They tend to play the oboe only from the TOP of their body, north of the collarbone, and it winds up unsupported.  Fussy.  Weak.  And out of tune.

So I back them into a corner, and have them stand a foot or so out from it, facing out into the room.  And I challenge them to find a sound that resonates BEHIND them, out from the corner of the room that they are not facing, to fill the space without blowing directly into the space.

It's a weird metaphor.  I wouldn't have any idea how to describe the physical technique to do it. When I find it in myself, it feels like my back is puffy and my body is round, and large, and barrel like, and also collected and zipped up, and supremely powerful.  If you know me, you know that these statements about my body aren't remotely true.  But that's what I feel when I'm blowing well, and filling the room, and owning my resonance.

I teach resonance.  I talk …

Five Minute Reedmaker: Length of the Windows

My Five Minute Reedmaker Season Two seems to be largely about experiments.  People ask me how LONG, how THICK, how SLOPED, etc - and I'm running the experiments for them and for you.

I've been posting these videos on YouTube, and sharing them from my Facebook Page, but haven't totally kept up with sharing here on my blog.
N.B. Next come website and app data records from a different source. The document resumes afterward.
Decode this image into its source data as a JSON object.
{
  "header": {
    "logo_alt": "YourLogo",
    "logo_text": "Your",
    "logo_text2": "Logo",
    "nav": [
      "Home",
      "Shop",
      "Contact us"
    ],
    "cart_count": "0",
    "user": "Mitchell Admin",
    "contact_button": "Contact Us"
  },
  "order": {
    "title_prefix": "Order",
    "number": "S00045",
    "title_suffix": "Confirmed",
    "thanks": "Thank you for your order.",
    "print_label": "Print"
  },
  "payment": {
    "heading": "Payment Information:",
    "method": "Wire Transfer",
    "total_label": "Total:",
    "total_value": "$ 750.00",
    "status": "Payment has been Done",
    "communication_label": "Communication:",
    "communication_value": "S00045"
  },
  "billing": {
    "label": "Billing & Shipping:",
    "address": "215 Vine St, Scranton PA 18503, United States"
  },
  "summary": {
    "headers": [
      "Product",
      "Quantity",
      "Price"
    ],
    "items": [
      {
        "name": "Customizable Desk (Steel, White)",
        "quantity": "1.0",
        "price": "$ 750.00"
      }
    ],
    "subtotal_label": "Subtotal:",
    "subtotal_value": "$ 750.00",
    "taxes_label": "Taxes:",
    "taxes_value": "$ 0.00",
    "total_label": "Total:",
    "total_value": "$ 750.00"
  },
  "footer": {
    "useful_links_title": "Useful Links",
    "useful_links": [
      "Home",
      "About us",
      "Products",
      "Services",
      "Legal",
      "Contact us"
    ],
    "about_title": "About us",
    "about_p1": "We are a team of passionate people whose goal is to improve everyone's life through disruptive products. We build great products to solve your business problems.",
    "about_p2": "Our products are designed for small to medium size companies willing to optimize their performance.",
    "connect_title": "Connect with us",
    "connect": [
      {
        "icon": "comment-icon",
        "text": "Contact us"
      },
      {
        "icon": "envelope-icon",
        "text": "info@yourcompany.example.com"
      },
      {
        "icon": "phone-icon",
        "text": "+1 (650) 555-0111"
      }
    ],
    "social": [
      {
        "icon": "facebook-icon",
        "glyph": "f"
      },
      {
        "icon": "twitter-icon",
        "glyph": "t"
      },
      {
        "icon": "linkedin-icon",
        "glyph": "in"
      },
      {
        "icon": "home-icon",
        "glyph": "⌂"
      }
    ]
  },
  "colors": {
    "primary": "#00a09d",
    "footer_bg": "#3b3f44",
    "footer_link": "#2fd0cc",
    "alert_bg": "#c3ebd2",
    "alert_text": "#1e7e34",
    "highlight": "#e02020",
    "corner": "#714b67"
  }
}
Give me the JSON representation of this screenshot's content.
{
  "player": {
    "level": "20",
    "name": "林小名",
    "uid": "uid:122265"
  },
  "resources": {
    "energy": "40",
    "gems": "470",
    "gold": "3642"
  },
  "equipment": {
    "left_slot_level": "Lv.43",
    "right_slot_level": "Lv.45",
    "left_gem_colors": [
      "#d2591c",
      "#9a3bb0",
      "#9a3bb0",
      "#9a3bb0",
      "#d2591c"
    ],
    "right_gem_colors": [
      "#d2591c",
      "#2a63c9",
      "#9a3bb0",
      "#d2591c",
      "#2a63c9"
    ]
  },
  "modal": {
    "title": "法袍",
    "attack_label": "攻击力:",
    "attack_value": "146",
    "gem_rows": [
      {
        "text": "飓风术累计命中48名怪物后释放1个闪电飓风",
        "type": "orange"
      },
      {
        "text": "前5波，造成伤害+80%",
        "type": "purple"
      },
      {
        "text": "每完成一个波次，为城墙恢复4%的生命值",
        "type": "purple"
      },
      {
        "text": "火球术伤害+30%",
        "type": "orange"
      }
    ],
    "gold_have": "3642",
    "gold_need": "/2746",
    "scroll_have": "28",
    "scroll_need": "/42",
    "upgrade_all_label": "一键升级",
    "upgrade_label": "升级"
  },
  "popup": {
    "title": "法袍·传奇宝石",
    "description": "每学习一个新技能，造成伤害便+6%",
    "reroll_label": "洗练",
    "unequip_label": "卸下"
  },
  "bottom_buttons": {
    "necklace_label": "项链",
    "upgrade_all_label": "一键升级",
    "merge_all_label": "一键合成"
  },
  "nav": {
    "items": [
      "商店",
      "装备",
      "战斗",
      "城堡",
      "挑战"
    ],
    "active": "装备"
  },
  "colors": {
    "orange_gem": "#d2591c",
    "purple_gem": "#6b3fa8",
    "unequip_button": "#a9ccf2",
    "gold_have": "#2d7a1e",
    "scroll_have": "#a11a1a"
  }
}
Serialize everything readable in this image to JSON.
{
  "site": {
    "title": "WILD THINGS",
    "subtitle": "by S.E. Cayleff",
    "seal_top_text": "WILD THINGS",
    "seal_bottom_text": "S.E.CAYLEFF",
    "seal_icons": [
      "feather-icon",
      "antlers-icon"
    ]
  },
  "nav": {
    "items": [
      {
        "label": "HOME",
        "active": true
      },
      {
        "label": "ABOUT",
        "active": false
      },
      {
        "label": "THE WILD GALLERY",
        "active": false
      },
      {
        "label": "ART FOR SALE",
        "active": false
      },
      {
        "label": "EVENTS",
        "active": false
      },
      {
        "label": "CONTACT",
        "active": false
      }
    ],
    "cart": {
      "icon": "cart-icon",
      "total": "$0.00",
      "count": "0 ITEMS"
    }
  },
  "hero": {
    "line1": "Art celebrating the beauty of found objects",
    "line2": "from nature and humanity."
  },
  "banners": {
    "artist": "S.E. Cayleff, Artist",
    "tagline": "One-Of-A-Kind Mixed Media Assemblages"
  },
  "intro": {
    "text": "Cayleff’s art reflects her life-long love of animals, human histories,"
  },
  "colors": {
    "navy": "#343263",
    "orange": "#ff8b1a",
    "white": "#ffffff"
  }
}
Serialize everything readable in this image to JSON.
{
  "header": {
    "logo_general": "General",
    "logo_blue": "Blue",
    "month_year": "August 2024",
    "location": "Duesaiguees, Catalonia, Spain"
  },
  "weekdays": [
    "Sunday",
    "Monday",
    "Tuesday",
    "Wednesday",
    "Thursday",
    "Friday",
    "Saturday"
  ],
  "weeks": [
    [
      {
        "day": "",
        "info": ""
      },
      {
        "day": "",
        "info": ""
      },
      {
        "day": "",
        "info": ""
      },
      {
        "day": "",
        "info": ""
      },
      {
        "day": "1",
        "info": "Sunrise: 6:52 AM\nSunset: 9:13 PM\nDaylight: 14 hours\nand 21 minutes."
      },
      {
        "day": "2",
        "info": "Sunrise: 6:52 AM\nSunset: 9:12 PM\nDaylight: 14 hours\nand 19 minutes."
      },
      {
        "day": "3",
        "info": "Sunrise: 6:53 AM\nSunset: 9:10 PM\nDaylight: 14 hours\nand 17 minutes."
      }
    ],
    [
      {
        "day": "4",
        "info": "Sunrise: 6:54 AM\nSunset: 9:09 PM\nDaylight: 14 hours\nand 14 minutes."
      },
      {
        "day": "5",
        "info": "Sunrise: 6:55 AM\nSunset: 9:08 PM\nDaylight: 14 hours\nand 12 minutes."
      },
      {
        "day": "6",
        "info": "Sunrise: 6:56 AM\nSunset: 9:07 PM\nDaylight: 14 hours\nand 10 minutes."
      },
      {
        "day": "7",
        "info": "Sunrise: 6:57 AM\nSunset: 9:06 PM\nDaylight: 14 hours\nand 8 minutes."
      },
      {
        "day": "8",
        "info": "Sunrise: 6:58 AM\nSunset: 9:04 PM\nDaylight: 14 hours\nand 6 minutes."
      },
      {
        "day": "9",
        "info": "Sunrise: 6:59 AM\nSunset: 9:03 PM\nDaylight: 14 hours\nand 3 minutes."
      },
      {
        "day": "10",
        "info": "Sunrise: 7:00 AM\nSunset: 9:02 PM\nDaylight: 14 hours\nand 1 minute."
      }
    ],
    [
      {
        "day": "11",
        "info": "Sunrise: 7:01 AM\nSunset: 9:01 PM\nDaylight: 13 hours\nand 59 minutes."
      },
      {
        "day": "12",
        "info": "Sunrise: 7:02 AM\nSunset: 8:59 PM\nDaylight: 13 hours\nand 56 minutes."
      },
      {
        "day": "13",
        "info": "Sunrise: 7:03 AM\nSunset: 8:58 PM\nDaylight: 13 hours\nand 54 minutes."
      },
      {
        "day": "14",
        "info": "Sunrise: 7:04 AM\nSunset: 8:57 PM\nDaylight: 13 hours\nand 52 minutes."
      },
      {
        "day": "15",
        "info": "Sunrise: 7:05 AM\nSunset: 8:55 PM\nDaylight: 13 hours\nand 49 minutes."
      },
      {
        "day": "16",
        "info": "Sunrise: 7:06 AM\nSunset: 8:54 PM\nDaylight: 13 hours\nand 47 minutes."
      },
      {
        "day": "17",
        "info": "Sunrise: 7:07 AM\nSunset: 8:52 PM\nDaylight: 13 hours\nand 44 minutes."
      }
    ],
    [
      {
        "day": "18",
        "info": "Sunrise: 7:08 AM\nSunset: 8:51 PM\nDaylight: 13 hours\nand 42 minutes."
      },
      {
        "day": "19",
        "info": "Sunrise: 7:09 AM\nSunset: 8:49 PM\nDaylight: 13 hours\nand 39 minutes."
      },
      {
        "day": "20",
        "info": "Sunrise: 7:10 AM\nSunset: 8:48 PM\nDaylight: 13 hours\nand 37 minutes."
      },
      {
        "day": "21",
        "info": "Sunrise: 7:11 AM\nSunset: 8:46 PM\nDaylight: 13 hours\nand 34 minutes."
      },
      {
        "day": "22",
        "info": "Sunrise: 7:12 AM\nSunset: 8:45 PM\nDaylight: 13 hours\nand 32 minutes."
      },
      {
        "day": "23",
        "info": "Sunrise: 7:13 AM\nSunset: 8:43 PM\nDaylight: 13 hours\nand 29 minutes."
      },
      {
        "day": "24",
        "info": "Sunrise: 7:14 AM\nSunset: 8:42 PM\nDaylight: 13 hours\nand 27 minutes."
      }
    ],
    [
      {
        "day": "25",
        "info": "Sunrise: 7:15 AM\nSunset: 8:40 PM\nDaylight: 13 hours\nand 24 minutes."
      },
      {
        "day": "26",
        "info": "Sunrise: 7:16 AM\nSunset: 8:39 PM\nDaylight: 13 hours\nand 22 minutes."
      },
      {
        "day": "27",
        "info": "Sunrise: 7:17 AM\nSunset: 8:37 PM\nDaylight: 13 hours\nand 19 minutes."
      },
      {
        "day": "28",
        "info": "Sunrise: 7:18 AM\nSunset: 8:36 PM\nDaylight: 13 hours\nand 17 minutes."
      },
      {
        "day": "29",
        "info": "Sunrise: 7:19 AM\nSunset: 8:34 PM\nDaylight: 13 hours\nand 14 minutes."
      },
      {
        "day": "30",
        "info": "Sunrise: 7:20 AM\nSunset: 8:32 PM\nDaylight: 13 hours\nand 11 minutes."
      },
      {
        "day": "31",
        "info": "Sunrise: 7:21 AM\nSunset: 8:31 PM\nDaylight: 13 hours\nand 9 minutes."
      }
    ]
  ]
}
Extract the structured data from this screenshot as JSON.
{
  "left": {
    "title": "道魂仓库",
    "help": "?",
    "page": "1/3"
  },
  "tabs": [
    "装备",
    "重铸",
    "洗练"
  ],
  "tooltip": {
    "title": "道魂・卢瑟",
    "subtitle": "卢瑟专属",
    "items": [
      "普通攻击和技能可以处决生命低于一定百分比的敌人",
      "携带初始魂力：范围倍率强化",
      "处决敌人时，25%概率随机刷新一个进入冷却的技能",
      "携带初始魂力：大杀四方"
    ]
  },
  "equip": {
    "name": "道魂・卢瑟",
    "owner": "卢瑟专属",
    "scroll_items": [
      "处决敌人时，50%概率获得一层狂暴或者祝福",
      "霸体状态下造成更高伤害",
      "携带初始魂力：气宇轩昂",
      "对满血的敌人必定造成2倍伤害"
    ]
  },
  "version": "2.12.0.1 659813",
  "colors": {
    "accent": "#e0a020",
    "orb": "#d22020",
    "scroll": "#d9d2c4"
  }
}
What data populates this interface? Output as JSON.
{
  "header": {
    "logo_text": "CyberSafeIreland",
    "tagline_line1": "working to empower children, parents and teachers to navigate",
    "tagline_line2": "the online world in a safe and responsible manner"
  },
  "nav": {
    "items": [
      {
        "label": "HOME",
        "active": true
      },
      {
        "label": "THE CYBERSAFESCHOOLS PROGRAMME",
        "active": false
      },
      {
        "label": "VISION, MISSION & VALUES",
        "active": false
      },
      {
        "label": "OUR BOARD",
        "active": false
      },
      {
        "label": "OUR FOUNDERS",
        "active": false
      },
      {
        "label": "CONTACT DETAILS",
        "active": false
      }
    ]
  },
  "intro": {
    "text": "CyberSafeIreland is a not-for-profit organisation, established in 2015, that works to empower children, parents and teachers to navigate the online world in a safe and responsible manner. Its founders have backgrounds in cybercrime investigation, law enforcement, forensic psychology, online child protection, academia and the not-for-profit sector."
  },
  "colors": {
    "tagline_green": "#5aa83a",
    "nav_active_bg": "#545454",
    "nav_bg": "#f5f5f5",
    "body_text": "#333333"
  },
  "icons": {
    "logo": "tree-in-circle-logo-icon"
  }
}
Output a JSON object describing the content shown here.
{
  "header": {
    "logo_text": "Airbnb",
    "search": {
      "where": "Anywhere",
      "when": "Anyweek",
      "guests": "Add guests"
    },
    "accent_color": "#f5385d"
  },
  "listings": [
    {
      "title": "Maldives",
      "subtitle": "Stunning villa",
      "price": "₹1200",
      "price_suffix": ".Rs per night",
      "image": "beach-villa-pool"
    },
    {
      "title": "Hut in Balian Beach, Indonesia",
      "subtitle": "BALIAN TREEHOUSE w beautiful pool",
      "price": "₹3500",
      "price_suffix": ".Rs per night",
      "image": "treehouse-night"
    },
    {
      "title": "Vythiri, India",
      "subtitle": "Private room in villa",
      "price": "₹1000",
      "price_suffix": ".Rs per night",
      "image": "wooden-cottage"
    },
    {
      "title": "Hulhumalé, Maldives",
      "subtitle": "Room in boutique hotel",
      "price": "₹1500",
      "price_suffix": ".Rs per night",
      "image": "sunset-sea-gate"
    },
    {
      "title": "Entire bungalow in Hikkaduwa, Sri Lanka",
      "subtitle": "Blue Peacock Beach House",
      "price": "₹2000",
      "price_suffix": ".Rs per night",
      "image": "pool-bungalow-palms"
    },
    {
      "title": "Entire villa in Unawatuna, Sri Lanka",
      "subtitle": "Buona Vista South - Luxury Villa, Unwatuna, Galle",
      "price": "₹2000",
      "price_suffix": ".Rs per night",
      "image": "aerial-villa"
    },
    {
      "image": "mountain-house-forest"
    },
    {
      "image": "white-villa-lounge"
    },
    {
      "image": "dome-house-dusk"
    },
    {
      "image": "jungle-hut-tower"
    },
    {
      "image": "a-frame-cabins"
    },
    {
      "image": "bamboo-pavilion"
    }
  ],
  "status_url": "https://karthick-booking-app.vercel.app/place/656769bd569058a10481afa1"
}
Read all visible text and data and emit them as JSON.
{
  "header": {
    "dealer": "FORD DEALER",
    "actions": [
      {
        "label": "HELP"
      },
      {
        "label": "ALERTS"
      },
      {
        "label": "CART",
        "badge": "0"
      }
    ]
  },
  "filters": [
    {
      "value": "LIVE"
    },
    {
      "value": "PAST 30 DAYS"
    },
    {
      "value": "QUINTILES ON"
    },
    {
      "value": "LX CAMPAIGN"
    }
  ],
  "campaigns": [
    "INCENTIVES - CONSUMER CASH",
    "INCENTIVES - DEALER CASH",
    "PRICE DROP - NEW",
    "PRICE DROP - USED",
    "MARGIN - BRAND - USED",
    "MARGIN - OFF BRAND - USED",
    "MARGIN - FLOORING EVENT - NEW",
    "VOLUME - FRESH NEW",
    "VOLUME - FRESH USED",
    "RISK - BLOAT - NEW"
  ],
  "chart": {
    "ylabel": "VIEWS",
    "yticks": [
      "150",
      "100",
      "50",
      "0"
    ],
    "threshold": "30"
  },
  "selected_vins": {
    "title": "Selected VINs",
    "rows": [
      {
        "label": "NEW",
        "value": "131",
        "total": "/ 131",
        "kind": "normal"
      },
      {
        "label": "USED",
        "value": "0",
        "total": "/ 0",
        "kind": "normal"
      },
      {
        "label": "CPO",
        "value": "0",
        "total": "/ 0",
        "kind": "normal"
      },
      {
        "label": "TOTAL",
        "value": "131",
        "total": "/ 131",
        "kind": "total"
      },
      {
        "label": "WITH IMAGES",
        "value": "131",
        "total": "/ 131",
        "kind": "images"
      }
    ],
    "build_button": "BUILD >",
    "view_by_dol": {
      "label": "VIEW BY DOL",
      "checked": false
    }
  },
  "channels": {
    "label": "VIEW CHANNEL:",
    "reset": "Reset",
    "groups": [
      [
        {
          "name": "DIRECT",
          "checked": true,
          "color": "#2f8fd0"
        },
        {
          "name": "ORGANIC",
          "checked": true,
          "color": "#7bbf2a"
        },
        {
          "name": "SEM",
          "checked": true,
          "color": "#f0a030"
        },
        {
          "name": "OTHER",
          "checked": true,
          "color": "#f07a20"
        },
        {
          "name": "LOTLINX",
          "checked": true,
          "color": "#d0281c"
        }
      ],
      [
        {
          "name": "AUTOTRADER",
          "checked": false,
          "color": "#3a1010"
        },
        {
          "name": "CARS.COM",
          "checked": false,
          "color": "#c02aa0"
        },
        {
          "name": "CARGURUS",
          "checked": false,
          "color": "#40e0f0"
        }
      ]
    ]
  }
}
Here are the ones you may have missed:
Length of the Heart
Fallacy of the Long Tip
Moldy Cane

And here's the new one:




Here's the YouTube playlist with all of my other Five Minute Reedmaker videos.  You could subscribe right there if you wanted to - I'm dropping a video each week until I run out of ideas this season.
Here's my website, where you can order reeds or cane or ask me questions.  Questions will keep these videos flowing! 

Here's how you can send me your own reeds to analyze and improve on video for your learning pleasure!

Everybody's Got a Thing

I went in for my yearly mammogram last week. As you know, it's not exactly a painful procedure, but it's uncomfortable, and as I was being manipulated into the unwieldy machine I got to thinking about what a peculiar job it must be to jam women into awkward positions, over and over, every fifteen minutes all day.

So after we were done I asked the technician about that, and she LIT UP, the way people do when they FINALLY get to talk about the thing they are passionate about, and she talked about the advances in the technology since she was starting out, and the things this machine was capable of.  She talked about the women it has saved, from dying of cancer, of course, but also from unnecessary surgical disfigurement.  It was completely inspiring listening to this lady love her weird job, and I left feeling fantastic about the whole ordeal. It's great to see someone who is doing what they are supposed to be doing!

Two weeks before, I had my first Mendelssohn rehearsal with…